Indeed, I did come across a little issue, that being the outlining of detail that is base painted with dark colours. An example would be the outlining of the soldiers arms, normally I would outline in black but this just wouldn't show up very well against a dark blue. The solution - obviously enough - was to outline using a lighter version of the base colour, in this case a light blue.

In the above photo you will notice I had to outline (if that's really the appropriate term) the leg division line using a light blue. This is not a method that I am completely happy with and why I ended up changing the way I did the legs of my models.

Anyway, niggley bits out the way, it didn't take long to apply the final details and - finally - I added the facial features. Things like buttons and and eye-pupils were actually applied using acrylic pens.

This all leads to the varnishing. I continue to be a fan of the traditional glossy toy soldier and I think it actually helps produce a better looking peg figure.
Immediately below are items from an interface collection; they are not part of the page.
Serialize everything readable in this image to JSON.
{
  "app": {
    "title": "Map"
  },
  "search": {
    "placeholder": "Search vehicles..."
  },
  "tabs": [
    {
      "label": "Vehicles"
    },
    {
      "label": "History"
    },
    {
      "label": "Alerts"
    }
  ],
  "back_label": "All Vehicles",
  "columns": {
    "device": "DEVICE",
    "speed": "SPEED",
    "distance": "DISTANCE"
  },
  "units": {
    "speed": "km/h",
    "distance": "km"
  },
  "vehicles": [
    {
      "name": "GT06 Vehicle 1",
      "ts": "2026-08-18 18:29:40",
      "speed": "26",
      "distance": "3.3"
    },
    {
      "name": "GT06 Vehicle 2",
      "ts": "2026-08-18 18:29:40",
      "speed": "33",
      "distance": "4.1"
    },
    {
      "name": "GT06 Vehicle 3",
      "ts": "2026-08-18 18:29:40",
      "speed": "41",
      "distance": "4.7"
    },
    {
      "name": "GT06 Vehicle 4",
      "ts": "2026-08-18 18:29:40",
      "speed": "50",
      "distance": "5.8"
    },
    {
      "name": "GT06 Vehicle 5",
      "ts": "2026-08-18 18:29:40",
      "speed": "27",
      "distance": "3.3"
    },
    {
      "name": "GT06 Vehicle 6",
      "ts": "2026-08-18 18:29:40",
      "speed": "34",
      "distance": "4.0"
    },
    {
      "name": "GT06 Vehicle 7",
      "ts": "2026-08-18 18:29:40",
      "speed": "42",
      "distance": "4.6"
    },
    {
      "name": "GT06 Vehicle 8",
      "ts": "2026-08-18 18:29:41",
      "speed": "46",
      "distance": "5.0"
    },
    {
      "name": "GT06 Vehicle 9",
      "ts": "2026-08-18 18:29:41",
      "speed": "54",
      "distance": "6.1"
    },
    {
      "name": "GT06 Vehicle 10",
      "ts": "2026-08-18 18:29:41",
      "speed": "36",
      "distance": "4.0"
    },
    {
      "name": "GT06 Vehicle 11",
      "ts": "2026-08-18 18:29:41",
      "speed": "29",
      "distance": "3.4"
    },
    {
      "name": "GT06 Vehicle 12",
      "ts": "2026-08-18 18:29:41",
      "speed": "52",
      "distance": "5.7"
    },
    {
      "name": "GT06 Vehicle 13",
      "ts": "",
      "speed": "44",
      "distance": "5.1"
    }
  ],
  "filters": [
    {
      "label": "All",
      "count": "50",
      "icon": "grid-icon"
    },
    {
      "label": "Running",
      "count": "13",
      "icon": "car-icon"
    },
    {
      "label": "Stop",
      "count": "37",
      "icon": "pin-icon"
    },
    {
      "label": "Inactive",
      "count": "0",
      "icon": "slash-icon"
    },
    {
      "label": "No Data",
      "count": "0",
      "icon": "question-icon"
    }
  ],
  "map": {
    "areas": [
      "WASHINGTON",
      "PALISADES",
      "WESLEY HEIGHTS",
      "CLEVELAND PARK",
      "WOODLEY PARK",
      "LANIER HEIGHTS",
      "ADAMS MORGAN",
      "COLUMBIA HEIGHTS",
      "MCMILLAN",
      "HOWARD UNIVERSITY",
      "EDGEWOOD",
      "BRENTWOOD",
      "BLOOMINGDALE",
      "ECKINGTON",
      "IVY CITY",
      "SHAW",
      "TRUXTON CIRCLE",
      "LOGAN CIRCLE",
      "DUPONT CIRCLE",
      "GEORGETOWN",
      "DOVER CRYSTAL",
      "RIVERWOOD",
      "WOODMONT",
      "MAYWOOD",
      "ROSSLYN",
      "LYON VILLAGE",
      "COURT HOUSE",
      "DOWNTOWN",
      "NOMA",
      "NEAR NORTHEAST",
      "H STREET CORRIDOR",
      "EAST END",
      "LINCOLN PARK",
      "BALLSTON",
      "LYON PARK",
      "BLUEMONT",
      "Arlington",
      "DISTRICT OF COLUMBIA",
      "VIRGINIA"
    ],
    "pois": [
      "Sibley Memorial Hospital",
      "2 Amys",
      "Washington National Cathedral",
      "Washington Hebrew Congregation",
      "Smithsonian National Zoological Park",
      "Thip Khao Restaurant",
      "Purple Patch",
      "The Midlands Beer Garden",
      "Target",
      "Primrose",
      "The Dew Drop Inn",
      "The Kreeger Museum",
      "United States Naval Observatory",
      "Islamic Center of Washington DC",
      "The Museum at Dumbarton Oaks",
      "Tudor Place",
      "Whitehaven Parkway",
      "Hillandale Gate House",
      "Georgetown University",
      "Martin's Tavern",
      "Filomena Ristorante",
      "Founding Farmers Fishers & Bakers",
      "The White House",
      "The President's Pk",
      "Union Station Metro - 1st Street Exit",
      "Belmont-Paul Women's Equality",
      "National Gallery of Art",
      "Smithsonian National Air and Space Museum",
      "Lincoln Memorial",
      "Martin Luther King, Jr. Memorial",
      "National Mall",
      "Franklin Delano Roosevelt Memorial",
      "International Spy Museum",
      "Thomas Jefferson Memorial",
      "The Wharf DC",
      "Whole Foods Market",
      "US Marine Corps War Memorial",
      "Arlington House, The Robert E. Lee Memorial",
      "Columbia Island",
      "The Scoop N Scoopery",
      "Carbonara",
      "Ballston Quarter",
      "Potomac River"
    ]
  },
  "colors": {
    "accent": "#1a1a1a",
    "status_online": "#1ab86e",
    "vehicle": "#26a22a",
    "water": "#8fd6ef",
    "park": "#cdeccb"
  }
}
The application of a gloss layer smooths out some of the imperfections - rough textures - inherent in cheap mass-produced wooden pegs. If you look at the above picture you will notice a mottled texture on the Prussian soldier, the wood was particularly rough on this peg (so much so that even a fair amount of sanding could not get rid of it).

This is just part and parcel of using pegs for modelling, they are what they are. But varnishing helps alleviate most but the worse blemishes. And here's what we ended up with...

I'm pleased with the result and will crack on with the five remaining figures in this unit (plus the unit base). After that I have to decide which will be the next French regiment that I will model - I'm already had a lot of requests that I do a 'red trousered' infantry of the line! We shall see.

Link to all the posts in this 'Chasseurs à pied' project.